Whitney Rockley is that rare individual in Canada’s venture market: a female investment pro of more than two decades experience, 16 of those years spent in senior roles in VC firms on both sides of the Atlantic.
She also happens to be the first woman chair of the Canadian Venture Capital & Private Equity Association.
And her current position may be the most important of her career: managing partner of McRock Capital, a Toronto firm she co-founded with Scott MacDonald in 2012.
McRock is among a handful of global VC firms to carve out a focus on the industrial internet of things. An emerging space, IIoT consists of multiple innovations, such as advanced sensors, intelligent machines, data networks and analytics software, that promise to redraw traditional industry boundaries and profit early movers.
McRock is investing from its debut fund, closed last year at C$70 million ($55 million) with the backing of 15 limited partners, including strategic investors Caterpillar, Cisco Systems and EDF.
Now 55 percent invested, the fund has a portfolio of six revenue-generating IIoT startups in North America and Europe. They include Mnubo, which in January raised a C$16.5 million Series B round led by Munich Re.
While IIoT is a new category, it appears to be gaining traction. One measure of the trend is growth in dealmaking. According to Pitchbook, $3.24 billion was invested in the global sector in 2017, more than seven times the amount invested in McRock’s founding year.
In the six years prior to McRock, Rockley was a partner at Emerald Technology Ventures and Nomura New Energy Ventures, both European energy-tech VC firms.

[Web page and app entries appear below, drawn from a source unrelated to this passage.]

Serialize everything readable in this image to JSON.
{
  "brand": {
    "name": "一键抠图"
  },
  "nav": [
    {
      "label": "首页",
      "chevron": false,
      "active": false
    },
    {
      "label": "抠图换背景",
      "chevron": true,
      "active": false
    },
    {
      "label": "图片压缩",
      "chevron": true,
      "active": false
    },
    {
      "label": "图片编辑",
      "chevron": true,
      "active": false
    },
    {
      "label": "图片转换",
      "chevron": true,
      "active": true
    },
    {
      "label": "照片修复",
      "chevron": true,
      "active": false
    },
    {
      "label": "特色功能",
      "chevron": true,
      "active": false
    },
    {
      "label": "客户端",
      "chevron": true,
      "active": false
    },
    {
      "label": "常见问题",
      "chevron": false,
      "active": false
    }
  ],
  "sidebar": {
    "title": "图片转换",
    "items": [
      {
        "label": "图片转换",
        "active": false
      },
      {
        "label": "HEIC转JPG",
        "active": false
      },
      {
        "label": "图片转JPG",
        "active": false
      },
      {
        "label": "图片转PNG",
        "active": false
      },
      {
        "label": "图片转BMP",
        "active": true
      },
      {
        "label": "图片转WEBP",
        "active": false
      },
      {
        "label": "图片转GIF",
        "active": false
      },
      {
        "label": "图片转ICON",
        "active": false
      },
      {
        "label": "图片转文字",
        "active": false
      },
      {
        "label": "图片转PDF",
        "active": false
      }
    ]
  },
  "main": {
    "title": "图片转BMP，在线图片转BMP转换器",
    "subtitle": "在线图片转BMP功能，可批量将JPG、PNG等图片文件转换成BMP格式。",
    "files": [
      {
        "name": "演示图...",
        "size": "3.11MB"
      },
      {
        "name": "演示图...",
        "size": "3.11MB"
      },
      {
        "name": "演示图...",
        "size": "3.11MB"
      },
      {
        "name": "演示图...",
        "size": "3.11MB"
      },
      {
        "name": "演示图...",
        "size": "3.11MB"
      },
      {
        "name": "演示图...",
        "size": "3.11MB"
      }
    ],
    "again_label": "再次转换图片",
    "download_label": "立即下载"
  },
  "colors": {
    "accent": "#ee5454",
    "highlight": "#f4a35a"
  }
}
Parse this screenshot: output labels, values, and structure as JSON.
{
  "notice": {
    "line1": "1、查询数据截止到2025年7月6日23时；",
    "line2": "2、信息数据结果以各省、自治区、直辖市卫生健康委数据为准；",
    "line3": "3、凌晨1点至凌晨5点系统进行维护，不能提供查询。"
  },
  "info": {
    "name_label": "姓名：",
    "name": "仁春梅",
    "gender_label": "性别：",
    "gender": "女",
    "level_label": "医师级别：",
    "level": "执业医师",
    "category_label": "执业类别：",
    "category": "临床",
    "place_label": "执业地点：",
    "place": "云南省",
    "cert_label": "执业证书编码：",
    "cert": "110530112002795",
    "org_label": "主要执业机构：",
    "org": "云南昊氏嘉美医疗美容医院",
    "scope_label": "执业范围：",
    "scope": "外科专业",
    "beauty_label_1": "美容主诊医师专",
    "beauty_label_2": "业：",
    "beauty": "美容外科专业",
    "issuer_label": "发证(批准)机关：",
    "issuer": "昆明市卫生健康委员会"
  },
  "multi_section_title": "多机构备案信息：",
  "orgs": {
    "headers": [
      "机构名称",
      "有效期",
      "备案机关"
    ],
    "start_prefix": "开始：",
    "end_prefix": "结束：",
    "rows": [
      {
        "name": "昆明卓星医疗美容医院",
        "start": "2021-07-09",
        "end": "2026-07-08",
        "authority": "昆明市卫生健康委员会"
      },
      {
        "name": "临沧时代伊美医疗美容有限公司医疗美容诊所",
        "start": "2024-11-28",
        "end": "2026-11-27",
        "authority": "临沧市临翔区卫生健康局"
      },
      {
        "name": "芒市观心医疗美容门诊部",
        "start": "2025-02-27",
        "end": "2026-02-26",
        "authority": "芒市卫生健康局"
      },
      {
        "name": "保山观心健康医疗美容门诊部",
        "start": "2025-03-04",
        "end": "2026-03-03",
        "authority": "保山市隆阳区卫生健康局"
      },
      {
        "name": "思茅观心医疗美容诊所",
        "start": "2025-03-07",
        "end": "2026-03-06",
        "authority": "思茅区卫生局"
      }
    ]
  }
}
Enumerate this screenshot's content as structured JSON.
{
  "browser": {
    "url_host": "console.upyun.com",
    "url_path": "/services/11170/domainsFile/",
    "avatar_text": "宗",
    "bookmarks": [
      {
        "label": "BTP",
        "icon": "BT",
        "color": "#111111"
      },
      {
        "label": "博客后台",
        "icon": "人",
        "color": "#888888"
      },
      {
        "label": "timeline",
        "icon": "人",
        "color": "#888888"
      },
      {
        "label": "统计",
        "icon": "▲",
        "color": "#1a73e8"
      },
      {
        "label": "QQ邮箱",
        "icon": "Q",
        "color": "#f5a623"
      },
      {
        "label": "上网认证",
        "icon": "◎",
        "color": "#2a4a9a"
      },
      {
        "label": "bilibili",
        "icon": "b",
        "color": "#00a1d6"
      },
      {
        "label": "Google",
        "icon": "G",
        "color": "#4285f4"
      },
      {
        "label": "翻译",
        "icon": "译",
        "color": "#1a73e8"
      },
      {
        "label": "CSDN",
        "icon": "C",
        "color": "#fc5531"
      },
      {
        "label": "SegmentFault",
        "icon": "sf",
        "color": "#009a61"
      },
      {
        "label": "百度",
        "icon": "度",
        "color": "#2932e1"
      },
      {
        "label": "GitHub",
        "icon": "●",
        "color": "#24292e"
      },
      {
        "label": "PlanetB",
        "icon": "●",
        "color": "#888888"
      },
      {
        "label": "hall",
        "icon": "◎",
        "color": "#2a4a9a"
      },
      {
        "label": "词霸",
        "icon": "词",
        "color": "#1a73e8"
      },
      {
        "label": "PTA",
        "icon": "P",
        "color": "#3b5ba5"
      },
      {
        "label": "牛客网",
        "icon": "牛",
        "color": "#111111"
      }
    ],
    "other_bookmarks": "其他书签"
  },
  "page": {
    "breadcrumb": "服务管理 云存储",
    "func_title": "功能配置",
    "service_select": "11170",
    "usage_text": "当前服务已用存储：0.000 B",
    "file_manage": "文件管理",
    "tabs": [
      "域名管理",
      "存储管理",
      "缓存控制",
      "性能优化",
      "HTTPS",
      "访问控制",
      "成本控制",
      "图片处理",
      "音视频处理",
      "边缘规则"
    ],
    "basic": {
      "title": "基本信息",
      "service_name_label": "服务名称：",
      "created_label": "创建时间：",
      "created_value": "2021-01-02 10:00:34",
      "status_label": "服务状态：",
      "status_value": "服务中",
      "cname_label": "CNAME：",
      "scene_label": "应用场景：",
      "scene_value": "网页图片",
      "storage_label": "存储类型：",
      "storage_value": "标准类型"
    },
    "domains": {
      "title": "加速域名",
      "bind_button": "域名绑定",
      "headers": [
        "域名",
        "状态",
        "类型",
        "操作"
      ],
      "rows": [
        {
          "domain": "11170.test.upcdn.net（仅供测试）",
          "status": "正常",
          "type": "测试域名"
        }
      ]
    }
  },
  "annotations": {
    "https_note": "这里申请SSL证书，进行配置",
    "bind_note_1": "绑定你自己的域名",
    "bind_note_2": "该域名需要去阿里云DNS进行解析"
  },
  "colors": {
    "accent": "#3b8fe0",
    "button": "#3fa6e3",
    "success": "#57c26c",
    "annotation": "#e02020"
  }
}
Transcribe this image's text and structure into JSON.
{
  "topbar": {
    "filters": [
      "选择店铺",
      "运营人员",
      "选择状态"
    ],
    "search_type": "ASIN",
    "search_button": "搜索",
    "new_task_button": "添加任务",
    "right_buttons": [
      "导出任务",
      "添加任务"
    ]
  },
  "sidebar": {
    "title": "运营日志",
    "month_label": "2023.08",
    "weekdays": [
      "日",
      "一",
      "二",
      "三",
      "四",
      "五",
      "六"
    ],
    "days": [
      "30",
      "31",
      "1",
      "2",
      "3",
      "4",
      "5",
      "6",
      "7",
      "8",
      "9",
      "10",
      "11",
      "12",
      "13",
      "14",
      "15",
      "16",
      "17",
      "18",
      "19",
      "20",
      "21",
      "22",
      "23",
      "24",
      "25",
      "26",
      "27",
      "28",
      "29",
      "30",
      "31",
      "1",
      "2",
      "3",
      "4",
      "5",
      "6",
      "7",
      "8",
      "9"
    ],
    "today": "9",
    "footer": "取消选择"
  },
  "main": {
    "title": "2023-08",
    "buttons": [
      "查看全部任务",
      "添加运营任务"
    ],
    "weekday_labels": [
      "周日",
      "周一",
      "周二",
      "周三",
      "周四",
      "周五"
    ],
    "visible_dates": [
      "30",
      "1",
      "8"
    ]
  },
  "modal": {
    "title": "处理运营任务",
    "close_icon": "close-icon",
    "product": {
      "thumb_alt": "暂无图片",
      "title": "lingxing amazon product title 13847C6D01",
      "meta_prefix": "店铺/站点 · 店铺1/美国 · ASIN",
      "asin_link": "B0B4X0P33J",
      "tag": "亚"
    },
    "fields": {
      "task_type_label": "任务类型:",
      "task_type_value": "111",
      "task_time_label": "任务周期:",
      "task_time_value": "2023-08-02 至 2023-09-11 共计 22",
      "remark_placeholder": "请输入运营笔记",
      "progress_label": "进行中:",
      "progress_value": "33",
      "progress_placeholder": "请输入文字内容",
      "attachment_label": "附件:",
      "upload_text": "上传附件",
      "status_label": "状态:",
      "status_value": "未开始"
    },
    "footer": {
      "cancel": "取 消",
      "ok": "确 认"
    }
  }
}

Between 2002 and 2006, she led corporate venturing at Canadian utility company EPCOR, a program Rockley created, and before then she served with Silicon Valley’s Nth Power and the VC group at PanCanadian Energy, now Encana.
Rockley says she rose in the ranks of a largely male-dominated VC market due to hard work and “staying the course, through ups and downs, the pretty and the ugly.”
She counts herself lucky for having had access to women mentors, such as Nancy Floyd, managing director of Nth Power, and Gina Domanig, managing partner of Emerald. But Rockley notes that her top influencers were mostly supportive men, such as McRock’s MacDonald.
Gender in venture
Rockley readily acknowledges the progress women have made in VC since she started out. But she remains dissatisfied with the scope and pace of that change.
“I don’t think we’ve made the strides we need to make,” Rockley said. “There are still not enough women in senior roles. It’s important to get this talent into VC firms and create a workplace culture of diversity and inclusion so women can develop and progress.”
Rockley makes it her mission to urge more young women to choose a venture career. Earlier in 2018, she undertook a CVCA-sponsored tour of Canadian universities to sell the rewards of this professional path to audiences of mostly female and other diverse students.
She also welcomes Ottawa’s decision as part of its C$400 million Venture Capital Catalyst Initiative, unveiled in December, to give some preference to VC firms with teams and portfolios that reflect gender considerations.
Righting VC’s gender imbalance will bring greater “openness” to women-led companies, Rockley said. However, she expects female entrepreneurs to remain disadvantaged for now because of their insufficient “critical mass,” a challenge that will be overcome only by more women founding startups.
Twice the size
CVCA last week reported appreciable growth in Canada’s venture market in 2017, with C$3.5 billion ($2.7 billion) invested in 592 deals. The increased activity was spread widely but driven primarily by historic round sizes.
CVCA said one of the results is a domestic market roughly twice the size it was five years ago.
Rockley gives the credit to improved fundraising conditions stimulated by VCCI’s predecessor and a “turbocharged” ecosystem, especially in such areas as artificial intelligence and machine learning, which have helped put Canadian tech opportunities on a global stage.
Along with Rockley and MacDonald, McRock’s investment team includes Jeremy Gilman, a principal, and Ha Nguyen, an associate.
Photos of Whitney Rockley and Scott MacDonald courtesy of McRock Capital